## EXERCISE INPUT
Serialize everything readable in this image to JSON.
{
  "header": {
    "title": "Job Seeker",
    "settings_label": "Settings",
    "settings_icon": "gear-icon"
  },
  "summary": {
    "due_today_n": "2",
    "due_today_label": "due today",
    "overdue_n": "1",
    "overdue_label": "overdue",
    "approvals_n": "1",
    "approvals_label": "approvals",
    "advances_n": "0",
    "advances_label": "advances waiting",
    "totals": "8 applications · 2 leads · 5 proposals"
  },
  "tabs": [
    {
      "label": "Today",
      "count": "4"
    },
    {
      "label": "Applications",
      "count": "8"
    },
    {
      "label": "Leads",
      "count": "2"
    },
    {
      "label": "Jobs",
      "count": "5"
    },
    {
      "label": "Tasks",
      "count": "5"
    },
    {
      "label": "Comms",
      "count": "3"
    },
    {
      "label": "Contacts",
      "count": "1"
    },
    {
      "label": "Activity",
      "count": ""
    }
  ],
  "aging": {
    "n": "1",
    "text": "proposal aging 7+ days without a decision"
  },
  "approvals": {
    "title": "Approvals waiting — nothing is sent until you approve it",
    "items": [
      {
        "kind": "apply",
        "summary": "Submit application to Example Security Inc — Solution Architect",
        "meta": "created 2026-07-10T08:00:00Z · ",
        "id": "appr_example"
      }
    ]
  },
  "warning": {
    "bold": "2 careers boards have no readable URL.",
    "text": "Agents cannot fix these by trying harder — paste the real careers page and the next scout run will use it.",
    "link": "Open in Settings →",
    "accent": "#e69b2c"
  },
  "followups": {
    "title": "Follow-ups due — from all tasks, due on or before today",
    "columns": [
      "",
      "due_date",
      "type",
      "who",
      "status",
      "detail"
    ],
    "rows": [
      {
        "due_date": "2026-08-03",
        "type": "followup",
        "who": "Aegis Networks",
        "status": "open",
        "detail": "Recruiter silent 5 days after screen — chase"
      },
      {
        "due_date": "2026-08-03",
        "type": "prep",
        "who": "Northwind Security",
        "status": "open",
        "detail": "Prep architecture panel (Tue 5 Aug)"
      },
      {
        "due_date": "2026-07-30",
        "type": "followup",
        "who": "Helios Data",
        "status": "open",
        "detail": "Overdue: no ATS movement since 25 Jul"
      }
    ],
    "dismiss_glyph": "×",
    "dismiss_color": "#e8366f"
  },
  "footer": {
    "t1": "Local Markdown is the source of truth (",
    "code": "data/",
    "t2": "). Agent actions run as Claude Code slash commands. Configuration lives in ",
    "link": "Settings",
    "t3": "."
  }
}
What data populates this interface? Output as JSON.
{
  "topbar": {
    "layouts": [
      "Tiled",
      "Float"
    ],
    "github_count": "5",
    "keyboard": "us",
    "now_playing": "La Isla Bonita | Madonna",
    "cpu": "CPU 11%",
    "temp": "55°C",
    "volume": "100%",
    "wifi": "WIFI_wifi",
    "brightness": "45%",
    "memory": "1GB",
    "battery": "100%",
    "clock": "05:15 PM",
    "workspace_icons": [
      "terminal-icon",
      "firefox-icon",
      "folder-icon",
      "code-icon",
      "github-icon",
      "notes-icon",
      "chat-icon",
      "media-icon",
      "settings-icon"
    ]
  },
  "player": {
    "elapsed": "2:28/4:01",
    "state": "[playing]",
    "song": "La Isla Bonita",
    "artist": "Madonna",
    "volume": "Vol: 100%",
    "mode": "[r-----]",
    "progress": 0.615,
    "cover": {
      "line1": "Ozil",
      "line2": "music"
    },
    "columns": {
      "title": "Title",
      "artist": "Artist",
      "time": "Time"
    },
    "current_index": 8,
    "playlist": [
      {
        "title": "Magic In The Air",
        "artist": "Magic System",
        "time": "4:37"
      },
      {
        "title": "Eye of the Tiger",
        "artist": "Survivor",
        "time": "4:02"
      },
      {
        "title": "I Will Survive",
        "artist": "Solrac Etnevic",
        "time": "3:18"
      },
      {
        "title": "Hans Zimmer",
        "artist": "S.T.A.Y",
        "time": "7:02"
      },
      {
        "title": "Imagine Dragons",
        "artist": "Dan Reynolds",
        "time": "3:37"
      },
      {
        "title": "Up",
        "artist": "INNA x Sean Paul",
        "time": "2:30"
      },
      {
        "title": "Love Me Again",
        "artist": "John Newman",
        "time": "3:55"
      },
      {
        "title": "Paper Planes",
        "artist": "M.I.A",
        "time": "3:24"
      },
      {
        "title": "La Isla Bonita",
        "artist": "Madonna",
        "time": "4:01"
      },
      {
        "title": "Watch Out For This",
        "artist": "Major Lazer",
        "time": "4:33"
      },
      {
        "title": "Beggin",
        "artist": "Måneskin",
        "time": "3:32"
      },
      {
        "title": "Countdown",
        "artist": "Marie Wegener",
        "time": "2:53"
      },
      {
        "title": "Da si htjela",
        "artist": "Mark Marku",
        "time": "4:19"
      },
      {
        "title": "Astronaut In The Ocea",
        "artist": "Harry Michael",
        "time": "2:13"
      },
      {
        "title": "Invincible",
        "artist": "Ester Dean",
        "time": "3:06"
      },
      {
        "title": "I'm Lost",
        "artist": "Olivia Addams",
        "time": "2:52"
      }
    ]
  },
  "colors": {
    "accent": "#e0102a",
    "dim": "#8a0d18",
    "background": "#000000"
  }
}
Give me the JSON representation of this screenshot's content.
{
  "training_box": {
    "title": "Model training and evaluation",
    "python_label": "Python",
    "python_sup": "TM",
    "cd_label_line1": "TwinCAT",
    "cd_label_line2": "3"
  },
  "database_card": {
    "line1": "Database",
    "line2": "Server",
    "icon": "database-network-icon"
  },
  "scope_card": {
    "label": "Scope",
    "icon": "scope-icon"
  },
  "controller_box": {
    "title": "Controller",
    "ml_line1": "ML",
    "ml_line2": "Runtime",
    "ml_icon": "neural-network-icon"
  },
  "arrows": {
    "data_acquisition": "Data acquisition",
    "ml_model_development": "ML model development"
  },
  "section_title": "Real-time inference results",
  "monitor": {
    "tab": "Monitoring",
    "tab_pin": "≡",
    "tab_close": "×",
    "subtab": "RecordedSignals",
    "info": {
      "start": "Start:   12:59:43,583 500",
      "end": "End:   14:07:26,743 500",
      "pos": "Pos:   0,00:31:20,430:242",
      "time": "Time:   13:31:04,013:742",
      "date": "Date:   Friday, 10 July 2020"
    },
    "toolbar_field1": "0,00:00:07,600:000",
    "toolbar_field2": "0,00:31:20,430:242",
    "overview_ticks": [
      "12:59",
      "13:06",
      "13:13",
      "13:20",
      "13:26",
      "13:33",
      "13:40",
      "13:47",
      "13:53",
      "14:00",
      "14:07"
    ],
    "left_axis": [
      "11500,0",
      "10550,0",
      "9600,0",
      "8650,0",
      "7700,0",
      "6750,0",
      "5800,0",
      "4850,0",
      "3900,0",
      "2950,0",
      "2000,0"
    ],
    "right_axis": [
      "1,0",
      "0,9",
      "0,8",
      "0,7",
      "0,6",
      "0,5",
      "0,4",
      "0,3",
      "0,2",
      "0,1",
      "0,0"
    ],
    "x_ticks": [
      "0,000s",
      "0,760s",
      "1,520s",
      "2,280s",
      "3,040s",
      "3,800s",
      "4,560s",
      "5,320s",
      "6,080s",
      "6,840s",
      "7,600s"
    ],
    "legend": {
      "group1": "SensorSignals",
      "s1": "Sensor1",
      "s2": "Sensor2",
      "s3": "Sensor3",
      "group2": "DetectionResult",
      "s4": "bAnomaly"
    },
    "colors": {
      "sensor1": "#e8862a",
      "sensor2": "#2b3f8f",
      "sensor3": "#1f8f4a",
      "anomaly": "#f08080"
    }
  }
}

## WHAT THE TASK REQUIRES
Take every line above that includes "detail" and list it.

## EXERCISE SOLUTION
      "detail"
        "detail": "Recruiter silent 5 days after screen — chase"
        "detail": "Prep architecture panel (Tue 5 Aug)"
        "detail": "Overdue: no ATS movement since 25 Jul"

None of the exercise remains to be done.